Thread: How to do PhD with no proper technical advisory?

posted
03-Aug-18, 13:45
by pm133
Avatar for pm133
posted about 4 months ago
You are quite correct TQ but collaboration is not about person A coming to your lab and solving your research problems for you, even if Person A is your supervisor or a lab technician.

Thread: Keeping yourself motivated around people who aren't that driven. In search of a study buddy.

posted
03-Aug-18, 13:41
edited about 15 seconds later
by pm133
Avatar for pm133
posted about 4 months ago
There is nothing wrong with looking for someone but there is a fine line between having a companion and actuvely pursuing an act of dependency. There were a couple of things in the OP's first post which struck me as a little too close to the latter for comfort. Like I said, I may have misunderstood.

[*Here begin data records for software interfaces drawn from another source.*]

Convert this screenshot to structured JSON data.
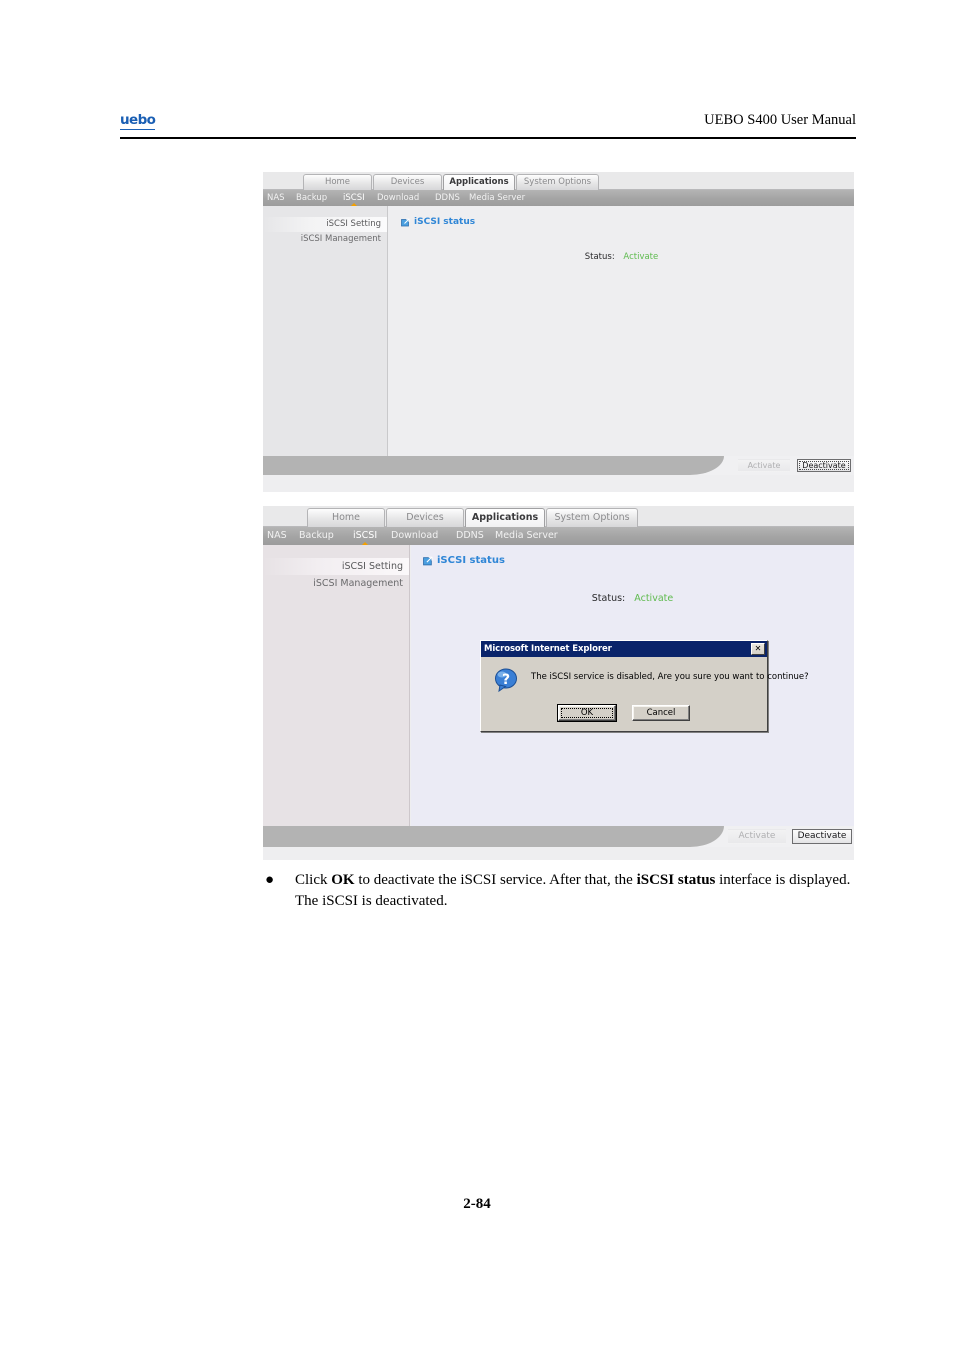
{
  "page": {
    "brand": "uebo",
    "header_title": "UEBO S400 User Manual",
    "page_number": "2-84"
  },
  "screenshot_top": {
    "tabs": [
      {
        "label": "Home",
        "active": false
      },
      {
        "label": "Devices",
        "active": false
      },
      {
        "label": "Applications",
        "active": true
      },
      {
        "label": "System Options",
        "active": false
      }
    ],
    "subnav": [
      {
        "label": "NAS",
        "active": false
      },
      {
        "label": "Backup",
        "active": false
      },
      {
        "label": "iSCSI",
        "active": true
      },
      {
        "label": "Download",
        "active": false
      },
      {
        "label": "DDNS",
        "active": false
      },
      {
        "label": "Media Server",
        "active": false
      }
    ],
    "sidebar": [
      {
        "label": "iSCSI Setting",
        "selected": true
      },
      {
        "label": "iSCSI Management",
        "selected": false
      }
    ],
    "content": {
      "heading": "iSCSI status",
      "heading_icon": "shortcut-link-icon",
      "status_label": "Status:",
      "status_value": "Activate"
    },
    "footer": {
      "activate_label": "Activate",
      "deactivate_label": "Deactivate"
    }
  },
  "screenshot_bottom": {
    "tabs": [
      {
        "label": "Home",
        "active": false
      },
      {
        "label": "Devices",
        "active": false
      },
      {
        "label": "Applications",
        "active": true
      },
      {
        "label": "System Options",
        "active": false
      }
    ],
    "subnav": [
      {
        "label": "NAS",
        "active": false
      },
      {
        "label": "Backup",
        "active": false
      },
      {
        "label": "iSCSI",
        "active": true
      },
      {
        "label": "Download",
        "active": false
      },
      {
        "label": "DDNS",
        "active": false
      },
      {
        "label": "Media Server",
        "active": false
      }
    ],
    "sidebar": [
      {
        "label": "iSCSI Setting",
        "selected": true
      },
      {
        "label": "iSCSI Management",
        "selected": false
      }
    ],
    "content": {
      "heading": "iSCSI status",
      "heading_icon": "shortcut-link-icon",
      "status_label": "Status:",
      "status_value": "Activate"
    },
    "footer": {
      "activate_label": "Activate",
      "deactivate_label": "Deactivate"
    },
    "dialog": {
      "title": "Microsoft Internet Explorer",
      "close_glyph": "✕",
      "icon": "question-mark-icon",
      "message": "The iSCSI service is disabled, Are you sure you want to continue?",
      "ok_label": "OK",
      "cancel_label": "Cancel"
    }
  },
  "body_copy": {
    "bullet_glyph": "●",
    "part1": "Click ",
    "bold1": "OK",
    "part2": " to deactivate the iSCSI service. After that, the ",
    "bold2": "iSCSI status",
    "part3": " interface is displayed. The iSCSI is deactivated."
  },
  "colors": {
    "brand_blue": "#1a5fb4",
    "heading_blue": "#2f86d6",
    "status_green": "#5fbb4f",
    "subnav_indicator": "#f4a000",
    "dialog_titlebar": "#0a246a"
  }
}
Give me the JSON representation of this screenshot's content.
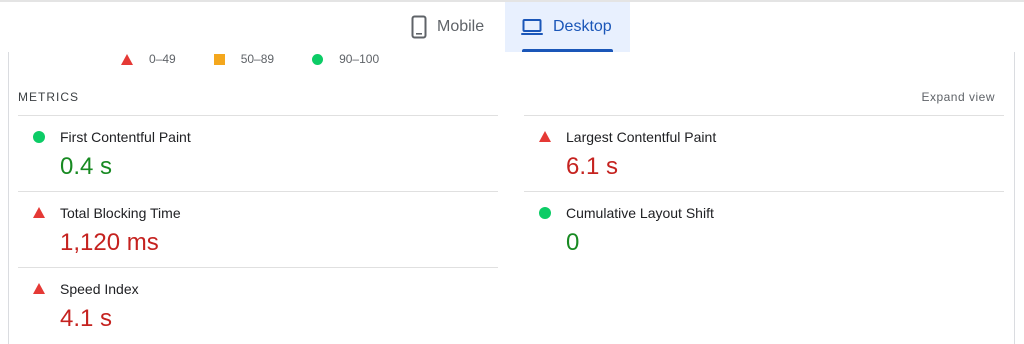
{
  "tabs": {
    "mobile_label": "Mobile",
    "desktop_label": "Desktop",
    "active": "Desktop"
  },
  "legend": [
    {
      "range": "0–49",
      "shape": "triangle",
      "color": "#e53935"
    },
    {
      "range": "50–89",
      "shape": "square",
      "color": "#f4a71d"
    },
    {
      "range": "90–100",
      "shape": "circle",
      "color": "#0ccc66"
    }
  ],
  "metrics": {
    "title": "METRICS",
    "expand_label": "Expand view",
    "items": [
      {
        "label": "First Contentful Paint",
        "value": "0.4 s",
        "status": "good",
        "icon": "circle-icon"
      },
      {
        "label": "Largest Contentful Paint",
        "value": "6.1 s",
        "status": "poor",
        "icon": "triangle-icon"
      },
      {
        "label": "Total Blocking Time",
        "value": "1,120 ms",
        "status": "poor",
        "icon": "triangle-icon"
      },
      {
        "label": "Cumulative Layout Shift",
        "value": "0",
        "status": "good",
        "icon": "circle-icon"
      },
      {
        "label": "Speed Index",
        "value": "4.1 s",
        "status": "poor",
        "icon": "triangle-icon"
      }
    ]
  },
  "colors": {
    "good": "#188a22",
    "poor": "#c5221f",
    "accent": "#1a56b8",
    "tab_active_bg": "#e8f0fe"
  }
}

.

Thread: How to do PhD with no proper technical advisory?

posted
02-Aug-18, 23:05
edited about 7 seconds later
by pm133
Avatar for pm133
posted about 4 months ago
You should expect to have to learn new techniques yourself. You should also expect to solve any problems that arise. That isn't your supervisor's job. Neither is it the job of anyone else in the lab. Not having enough experience is exactly the whole point. The PhD processs gains you that experience but you have to do it yourself. How much time it takes is irrelevant. This is your PhD process. It doesn't belong to anyone else.

It sounds to me like you are struggling to understand what is expected of you. What you are going through is entirely normal. Enjoy it and stop giving yourself such a hard time. The PhD is quite possibly going to be the hardest thing you will ever do in your career. It's meant to be like that.
page 1 of 59 recent posts

Postgraduate
Forum

Copyright ©2018
All rights reserved

Postgraduate Forum

Masters Degrees

PhD Opportunities

PostgraduateForum is a trading name of FindAUniversity Ltd
FindAUniversity Ltd, 77 Sidney St, Sheffield, S1 4RG, UK. Tel +44 (0) 114 268 4940 Fax: +44 (0) 114 268 5766